Problem
The records below must be written out exactly, with every picture left behind.

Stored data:
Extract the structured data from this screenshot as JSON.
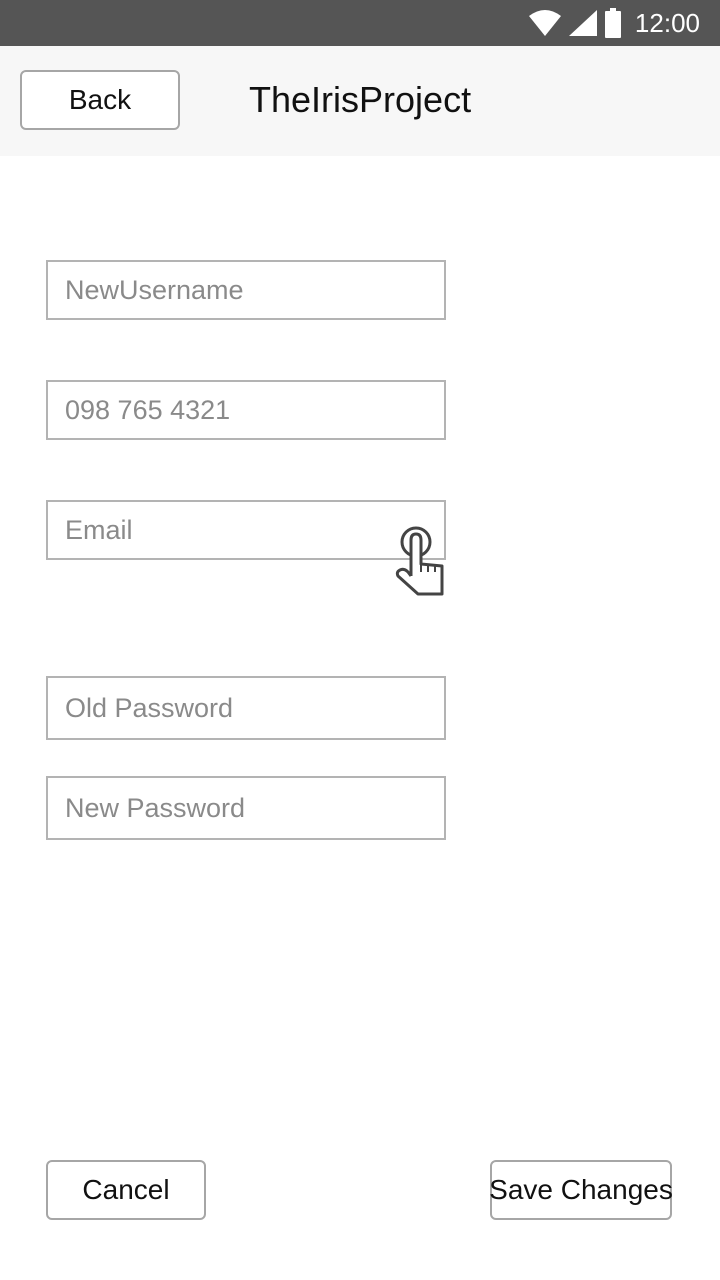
{
  "status_bar": {
    "time": "12:00",
    "background": "#555555"
  },
  "header": {
    "back_label": "Back",
    "title": "TheIrisProject"
  },
  "form": {
    "username_placeholder": "NewUsername",
    "phone_placeholder": "098 765 4321",
    "email_placeholder": "Email",
    "old_password_placeholder": "Old Password",
    "new_password_placeholder": "New Password"
  },
  "footer": {
    "cancel_label": "Cancel",
    "save_label": "Save Changes"
  },
  "icons": {
    "wifi": "wifi-icon",
    "signal": "cell-signal-icon",
    "battery": "battery-icon",
    "pointer": "hand-pointer-icon"
  }
}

Written solution
Extract the structured data from this screenshot as JSON.
{
  "status_bar": {
    "time": "12:00",
    "background": "#555555"
  },
  "header": {
    "back_label": "Back",
    "title": "TheIrisProject"
  },
  "form": {
    "username_placeholder": "NewUsername",
    "phone_placeholder": "098 765 4321",
    "email_placeholder": "Email",
    "old_password_placeholder": "Old Password",
    "new_password_placeholder": "New Password"
  },
  "footer": {
    "cancel_label": "Cancel",
    "save_label": "Save Changes"
  },
  "icons": {
    "wifi": "wifi-icon",
    "signal": "cell-signal-icon",
    "battery": "battery-icon",
    "pointer": "hand-pointer-icon"
  }
}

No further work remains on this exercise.